There are many DJs and selectors out there that label themselves as crate diggers – a slang term used to describe anyone who spends their time sifting through vinyl records at music shops in search of hidden gems. I was going to use the phrase to describe the Italian label Four Flies Records but thought it’d be a disservice. The collective, led by founder and film director Pier De Sanctis, isn’t necessarily digging through crates to find rare sounds – but are instead creating the crate itself.
Many of the tracks the imprint has released have included cuts from the 60s and 70s Italian film, radio, and television. Oftentimes, these songs have either been long forgotten in attics or basements while others have never actually been circulated for official release. This sort of musical excavation shares more similarities with modern archaeology than what we find most producers doing at your local record shop. Since their founding in 2015, Pier and his mates have already put out over 75 vinyl records, some of which have featured in popular films like Once Upon A Time in Hollywood and TV Shows like High Fidelity.
During their most recent dig in 2018, Four Flies Records unearthed the previously unheard of “Africa Oscura” by legendary composer Giuliano Sorgini. The original work portrays a fictional and mysterious continent, providing a soundtrack tinged with dark moods and cosmic shades. One of the major reasons why the record caught the ear of Pier and friends was how sparse it was, resembling the open-ended arrangements one might hear in downtempo music today.
Setting out to make Mr. Sorgini’s records more accessible to music lovers around the globe, Four Flies Records has decided to release a double 12” of his songs, which include 7 reworks by six of Italy’s most visionary DJs/producers: Jolly Mare, L.U.C.A. (aka Francisco), pAd, and Quiroga & Dario Bass. The version we are fortunate enough to be premiering for you today comes from the likes of Painè Cuadrelli, better known as Painé. Keeping several of the song’s original elements intact, the Italian producer decides to up the tempo of its trance-inducing percussion while adding in some much-appreciated, dance-floor ready bass. In the end, this gives “Africa Oscura” a great deal of energy but manages not to damage the original’s feel or intent. For any DJ looking to take their listeners on a Balearic journey around the sun – look no further!

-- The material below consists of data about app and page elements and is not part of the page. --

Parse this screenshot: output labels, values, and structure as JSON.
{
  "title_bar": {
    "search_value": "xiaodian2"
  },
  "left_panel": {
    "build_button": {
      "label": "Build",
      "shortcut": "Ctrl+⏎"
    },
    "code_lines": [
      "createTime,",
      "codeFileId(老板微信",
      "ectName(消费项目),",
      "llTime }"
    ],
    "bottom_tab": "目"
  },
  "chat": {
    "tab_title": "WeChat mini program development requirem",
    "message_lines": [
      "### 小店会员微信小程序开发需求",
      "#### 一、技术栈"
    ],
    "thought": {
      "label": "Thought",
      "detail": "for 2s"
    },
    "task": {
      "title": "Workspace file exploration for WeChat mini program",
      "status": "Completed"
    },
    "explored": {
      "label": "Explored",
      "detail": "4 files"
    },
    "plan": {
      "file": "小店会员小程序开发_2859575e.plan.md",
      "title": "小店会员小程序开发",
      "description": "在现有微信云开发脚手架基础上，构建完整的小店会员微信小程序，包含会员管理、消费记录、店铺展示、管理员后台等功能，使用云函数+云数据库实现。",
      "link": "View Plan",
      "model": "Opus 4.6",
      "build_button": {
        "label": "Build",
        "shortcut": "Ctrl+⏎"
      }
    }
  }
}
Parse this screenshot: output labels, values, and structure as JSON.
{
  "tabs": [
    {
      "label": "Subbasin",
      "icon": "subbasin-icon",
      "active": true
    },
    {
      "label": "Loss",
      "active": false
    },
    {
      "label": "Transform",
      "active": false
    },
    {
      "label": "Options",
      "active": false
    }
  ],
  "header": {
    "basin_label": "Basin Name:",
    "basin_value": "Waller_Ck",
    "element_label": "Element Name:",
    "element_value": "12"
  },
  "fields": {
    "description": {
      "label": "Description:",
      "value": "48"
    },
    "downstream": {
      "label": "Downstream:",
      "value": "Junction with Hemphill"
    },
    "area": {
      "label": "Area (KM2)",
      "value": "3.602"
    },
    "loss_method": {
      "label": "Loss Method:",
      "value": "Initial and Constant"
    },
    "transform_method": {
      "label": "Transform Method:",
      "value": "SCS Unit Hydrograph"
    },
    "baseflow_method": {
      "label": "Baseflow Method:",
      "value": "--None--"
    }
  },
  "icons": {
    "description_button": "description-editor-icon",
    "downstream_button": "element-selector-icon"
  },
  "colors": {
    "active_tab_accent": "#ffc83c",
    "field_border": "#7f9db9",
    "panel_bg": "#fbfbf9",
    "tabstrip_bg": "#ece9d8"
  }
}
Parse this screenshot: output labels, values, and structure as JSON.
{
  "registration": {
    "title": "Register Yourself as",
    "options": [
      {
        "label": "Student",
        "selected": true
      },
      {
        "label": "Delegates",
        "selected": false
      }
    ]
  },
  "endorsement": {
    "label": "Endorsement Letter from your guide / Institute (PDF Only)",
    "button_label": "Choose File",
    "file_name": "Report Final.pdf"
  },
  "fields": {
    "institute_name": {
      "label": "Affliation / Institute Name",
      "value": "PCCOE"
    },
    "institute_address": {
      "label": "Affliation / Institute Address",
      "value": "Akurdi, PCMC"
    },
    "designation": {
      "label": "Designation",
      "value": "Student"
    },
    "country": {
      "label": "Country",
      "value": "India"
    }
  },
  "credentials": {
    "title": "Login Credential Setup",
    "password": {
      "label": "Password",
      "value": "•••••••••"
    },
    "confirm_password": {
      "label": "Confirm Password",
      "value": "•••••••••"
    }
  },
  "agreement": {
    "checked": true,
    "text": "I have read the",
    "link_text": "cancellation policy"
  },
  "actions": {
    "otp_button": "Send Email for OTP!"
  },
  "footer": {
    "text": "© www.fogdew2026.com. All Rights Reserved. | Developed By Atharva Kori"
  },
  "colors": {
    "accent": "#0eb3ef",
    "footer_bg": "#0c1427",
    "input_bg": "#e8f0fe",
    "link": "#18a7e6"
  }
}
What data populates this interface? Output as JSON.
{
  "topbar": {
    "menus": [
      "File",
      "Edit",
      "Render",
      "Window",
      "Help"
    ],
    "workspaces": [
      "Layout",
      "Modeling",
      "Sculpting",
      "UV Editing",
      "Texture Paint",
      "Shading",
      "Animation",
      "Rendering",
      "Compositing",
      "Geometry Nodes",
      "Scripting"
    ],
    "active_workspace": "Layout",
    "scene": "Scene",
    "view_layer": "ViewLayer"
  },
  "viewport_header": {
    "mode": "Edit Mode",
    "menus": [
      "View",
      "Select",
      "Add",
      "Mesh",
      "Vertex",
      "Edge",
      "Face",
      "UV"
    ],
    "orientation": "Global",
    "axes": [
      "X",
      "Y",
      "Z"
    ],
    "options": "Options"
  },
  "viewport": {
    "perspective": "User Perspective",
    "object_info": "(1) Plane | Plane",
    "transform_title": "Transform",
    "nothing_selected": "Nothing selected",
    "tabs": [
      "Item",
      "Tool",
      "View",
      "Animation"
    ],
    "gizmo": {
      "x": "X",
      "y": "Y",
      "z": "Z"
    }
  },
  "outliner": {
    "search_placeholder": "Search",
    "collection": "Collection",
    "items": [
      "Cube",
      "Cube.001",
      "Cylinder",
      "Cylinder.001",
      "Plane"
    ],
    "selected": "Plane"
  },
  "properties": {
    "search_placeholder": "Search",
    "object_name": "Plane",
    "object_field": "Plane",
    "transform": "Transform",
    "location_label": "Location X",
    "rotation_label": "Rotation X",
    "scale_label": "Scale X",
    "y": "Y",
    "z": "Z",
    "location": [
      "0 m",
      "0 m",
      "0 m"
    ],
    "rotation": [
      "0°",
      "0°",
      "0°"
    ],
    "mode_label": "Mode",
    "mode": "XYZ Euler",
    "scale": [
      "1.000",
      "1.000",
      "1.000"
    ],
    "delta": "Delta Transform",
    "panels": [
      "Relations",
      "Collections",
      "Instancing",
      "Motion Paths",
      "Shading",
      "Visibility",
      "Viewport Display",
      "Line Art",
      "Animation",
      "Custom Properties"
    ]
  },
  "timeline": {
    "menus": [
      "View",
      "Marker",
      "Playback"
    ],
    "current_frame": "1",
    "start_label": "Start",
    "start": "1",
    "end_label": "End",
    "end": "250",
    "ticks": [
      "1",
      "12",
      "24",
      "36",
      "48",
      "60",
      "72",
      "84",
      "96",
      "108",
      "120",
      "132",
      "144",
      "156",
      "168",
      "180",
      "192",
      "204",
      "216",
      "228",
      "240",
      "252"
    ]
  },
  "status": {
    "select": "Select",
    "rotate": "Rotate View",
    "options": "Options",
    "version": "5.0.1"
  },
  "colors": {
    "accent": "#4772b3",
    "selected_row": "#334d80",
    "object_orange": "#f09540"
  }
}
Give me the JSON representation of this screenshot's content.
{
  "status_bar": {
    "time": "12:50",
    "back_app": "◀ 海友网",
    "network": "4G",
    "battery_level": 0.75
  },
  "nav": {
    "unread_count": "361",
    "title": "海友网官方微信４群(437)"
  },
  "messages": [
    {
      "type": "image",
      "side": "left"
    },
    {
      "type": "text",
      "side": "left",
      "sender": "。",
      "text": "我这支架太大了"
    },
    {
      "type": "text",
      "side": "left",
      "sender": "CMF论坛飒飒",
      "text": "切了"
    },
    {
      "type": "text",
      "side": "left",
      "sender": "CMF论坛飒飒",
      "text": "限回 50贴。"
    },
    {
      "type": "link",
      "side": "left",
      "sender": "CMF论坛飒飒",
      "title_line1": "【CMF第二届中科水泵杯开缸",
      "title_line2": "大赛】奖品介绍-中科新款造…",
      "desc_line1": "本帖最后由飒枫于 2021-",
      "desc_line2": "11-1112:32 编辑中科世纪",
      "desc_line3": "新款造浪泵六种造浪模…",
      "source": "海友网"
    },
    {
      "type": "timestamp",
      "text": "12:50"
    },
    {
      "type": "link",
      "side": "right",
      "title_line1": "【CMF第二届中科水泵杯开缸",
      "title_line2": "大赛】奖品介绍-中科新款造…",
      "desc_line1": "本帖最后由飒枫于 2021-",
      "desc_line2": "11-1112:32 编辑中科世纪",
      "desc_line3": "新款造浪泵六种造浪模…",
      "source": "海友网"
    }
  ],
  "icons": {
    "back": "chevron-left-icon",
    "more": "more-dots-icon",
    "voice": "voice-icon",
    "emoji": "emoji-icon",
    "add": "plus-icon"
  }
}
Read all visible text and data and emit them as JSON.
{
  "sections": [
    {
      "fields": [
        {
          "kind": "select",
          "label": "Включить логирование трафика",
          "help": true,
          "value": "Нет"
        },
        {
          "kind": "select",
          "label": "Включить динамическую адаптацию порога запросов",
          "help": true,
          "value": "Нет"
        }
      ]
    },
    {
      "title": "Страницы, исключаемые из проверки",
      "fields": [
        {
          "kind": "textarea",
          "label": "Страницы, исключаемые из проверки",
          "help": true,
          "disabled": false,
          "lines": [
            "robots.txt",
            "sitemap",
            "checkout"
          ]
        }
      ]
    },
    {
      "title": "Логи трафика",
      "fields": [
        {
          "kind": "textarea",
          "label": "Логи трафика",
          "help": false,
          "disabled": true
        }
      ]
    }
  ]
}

Make sure to support Four Flies Records by buying a copy of Africa Oscura Reloved Vol.1 and Vol.2 here!